## Task to complete
Please report, as a single number with no other text, how many lines of the listing contain "Partial".
****************
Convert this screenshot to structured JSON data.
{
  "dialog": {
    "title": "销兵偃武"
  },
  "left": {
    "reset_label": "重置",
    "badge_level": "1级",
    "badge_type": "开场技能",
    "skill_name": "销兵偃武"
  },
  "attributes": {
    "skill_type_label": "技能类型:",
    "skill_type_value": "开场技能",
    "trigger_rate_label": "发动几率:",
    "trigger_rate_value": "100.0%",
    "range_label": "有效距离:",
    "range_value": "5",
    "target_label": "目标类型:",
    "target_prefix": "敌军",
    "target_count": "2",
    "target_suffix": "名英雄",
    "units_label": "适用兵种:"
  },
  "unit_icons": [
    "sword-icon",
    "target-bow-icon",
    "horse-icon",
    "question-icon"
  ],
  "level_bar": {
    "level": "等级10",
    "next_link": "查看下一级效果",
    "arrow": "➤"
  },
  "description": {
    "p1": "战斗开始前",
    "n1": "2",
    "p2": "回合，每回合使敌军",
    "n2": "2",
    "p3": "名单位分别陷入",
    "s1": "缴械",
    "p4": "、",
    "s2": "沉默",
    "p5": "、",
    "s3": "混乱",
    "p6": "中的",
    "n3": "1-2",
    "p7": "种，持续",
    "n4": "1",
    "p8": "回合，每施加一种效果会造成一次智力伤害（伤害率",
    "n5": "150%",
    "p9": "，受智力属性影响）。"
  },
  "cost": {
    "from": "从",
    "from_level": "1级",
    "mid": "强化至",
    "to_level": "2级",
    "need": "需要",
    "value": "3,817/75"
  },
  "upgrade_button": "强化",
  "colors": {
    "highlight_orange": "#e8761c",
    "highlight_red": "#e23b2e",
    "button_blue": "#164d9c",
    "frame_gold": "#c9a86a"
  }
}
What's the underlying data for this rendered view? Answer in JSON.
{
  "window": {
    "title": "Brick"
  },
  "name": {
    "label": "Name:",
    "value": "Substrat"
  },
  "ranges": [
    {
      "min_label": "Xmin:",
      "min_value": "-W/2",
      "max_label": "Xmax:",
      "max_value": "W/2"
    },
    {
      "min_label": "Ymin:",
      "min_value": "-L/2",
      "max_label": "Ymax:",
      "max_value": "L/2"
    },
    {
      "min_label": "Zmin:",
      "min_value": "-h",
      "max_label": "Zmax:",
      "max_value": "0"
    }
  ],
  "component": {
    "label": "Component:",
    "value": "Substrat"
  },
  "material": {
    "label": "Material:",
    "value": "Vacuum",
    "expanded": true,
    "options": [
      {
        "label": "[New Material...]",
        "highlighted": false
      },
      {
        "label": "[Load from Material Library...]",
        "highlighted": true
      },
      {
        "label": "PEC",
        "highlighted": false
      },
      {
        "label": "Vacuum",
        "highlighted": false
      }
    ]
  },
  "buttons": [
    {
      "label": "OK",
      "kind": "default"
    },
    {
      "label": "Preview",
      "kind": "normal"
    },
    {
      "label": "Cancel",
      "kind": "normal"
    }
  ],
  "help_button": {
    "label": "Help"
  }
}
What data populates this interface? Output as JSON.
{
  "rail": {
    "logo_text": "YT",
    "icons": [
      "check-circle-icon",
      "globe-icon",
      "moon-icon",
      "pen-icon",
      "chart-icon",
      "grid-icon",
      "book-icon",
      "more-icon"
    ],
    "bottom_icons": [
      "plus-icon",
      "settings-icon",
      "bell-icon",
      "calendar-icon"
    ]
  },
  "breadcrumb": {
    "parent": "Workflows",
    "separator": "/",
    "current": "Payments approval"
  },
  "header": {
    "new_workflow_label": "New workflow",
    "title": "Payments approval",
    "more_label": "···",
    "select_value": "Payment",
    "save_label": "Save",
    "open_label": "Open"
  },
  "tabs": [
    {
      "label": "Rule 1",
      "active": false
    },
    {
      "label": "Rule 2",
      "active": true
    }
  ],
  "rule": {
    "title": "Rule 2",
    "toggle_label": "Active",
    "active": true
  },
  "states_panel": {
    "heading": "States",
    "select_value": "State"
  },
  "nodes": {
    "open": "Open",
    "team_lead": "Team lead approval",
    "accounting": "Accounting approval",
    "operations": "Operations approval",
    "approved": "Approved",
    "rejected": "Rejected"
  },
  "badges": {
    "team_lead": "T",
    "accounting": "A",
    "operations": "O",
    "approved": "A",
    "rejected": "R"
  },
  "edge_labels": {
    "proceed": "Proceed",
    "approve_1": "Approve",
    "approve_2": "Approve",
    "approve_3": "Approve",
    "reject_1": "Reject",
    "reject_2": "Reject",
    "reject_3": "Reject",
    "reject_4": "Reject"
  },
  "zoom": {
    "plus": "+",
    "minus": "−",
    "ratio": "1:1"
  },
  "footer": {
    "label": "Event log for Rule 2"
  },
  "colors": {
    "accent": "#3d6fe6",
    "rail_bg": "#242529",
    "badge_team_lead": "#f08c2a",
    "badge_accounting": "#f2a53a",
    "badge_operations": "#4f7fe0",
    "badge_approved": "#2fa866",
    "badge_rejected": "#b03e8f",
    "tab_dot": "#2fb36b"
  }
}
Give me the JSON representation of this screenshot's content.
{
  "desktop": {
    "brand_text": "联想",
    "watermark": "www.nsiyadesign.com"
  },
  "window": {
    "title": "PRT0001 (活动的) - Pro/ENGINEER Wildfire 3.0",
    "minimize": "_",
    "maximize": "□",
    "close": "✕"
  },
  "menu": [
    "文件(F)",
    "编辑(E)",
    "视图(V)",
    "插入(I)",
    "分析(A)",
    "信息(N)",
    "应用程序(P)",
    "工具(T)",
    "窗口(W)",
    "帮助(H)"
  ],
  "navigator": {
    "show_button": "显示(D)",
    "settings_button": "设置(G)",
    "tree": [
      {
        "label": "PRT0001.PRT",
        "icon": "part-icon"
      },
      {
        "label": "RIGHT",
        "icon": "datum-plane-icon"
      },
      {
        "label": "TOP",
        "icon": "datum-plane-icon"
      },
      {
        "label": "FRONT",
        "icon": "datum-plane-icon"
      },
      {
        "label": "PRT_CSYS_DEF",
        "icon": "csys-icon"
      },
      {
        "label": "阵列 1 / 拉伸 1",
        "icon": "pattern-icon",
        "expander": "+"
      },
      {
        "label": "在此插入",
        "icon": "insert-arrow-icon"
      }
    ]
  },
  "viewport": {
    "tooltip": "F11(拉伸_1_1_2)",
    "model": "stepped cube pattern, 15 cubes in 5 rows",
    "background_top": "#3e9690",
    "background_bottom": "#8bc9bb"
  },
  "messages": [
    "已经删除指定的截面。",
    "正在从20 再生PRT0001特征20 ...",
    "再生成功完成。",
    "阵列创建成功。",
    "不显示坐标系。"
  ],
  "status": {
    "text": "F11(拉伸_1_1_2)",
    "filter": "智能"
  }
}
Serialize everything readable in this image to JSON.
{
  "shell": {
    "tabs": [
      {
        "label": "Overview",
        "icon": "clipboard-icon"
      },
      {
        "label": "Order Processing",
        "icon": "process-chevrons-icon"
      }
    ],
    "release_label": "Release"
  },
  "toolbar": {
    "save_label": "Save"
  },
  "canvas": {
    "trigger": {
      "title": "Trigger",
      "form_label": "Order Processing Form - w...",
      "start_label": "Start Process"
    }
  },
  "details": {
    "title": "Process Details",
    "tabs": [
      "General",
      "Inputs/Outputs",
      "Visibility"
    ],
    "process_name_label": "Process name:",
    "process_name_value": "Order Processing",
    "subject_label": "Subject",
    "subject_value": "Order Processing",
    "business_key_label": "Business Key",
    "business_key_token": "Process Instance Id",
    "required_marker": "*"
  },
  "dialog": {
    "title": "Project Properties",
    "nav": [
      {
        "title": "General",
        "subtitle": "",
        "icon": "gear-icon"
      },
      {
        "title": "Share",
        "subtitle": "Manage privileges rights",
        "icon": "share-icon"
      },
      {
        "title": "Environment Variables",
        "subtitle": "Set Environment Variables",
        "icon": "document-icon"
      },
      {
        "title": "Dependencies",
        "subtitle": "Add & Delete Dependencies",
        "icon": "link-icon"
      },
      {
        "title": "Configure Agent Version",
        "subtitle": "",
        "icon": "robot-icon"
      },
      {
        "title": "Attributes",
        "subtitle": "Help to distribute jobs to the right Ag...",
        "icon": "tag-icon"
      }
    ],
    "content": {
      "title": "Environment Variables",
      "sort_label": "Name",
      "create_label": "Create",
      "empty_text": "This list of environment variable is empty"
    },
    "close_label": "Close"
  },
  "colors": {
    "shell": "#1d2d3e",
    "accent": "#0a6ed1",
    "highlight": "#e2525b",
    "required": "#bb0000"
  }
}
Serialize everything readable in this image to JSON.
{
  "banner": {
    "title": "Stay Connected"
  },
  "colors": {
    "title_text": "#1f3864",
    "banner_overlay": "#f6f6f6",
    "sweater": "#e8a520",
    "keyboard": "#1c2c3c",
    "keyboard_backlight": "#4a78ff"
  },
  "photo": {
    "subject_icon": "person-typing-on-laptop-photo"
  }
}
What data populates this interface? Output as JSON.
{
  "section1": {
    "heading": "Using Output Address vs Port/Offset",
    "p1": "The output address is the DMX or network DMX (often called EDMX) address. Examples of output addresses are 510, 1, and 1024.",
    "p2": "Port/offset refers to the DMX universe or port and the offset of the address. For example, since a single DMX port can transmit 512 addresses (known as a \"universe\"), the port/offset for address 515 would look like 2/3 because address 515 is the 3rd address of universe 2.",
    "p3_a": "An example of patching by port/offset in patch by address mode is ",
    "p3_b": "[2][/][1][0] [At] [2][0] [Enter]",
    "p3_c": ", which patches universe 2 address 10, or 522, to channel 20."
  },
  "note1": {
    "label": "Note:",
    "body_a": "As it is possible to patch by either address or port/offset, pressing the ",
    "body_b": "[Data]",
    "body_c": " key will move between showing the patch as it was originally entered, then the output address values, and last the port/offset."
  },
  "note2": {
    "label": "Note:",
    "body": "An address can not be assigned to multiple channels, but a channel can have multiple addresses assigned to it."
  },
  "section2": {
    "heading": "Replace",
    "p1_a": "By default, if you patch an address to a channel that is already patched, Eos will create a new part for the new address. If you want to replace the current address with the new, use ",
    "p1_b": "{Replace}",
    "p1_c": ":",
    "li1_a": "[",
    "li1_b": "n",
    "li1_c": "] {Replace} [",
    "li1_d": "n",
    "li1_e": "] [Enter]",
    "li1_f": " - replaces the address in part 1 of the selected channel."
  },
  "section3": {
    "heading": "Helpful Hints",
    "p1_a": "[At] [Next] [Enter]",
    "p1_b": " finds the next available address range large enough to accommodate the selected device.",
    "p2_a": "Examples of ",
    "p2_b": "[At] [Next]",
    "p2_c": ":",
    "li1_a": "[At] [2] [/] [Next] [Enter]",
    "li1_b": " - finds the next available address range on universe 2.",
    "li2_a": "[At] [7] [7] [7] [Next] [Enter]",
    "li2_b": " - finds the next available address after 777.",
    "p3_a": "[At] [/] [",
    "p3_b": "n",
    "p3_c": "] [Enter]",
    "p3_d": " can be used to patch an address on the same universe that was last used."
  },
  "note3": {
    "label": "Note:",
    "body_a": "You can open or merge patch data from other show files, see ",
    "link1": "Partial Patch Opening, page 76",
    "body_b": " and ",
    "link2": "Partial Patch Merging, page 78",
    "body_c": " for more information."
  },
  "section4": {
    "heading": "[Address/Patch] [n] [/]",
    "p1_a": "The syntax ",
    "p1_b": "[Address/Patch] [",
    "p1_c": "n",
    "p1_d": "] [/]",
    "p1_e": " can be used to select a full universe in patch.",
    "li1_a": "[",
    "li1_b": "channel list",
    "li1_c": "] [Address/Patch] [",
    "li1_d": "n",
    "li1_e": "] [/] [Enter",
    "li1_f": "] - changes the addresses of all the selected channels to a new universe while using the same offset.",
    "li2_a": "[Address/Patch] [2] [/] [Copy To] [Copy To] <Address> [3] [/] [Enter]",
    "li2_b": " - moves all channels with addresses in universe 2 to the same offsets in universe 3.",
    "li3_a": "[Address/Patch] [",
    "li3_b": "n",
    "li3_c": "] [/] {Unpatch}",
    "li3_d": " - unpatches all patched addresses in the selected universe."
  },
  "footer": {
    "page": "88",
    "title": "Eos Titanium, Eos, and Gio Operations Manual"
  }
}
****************
## Task answer
2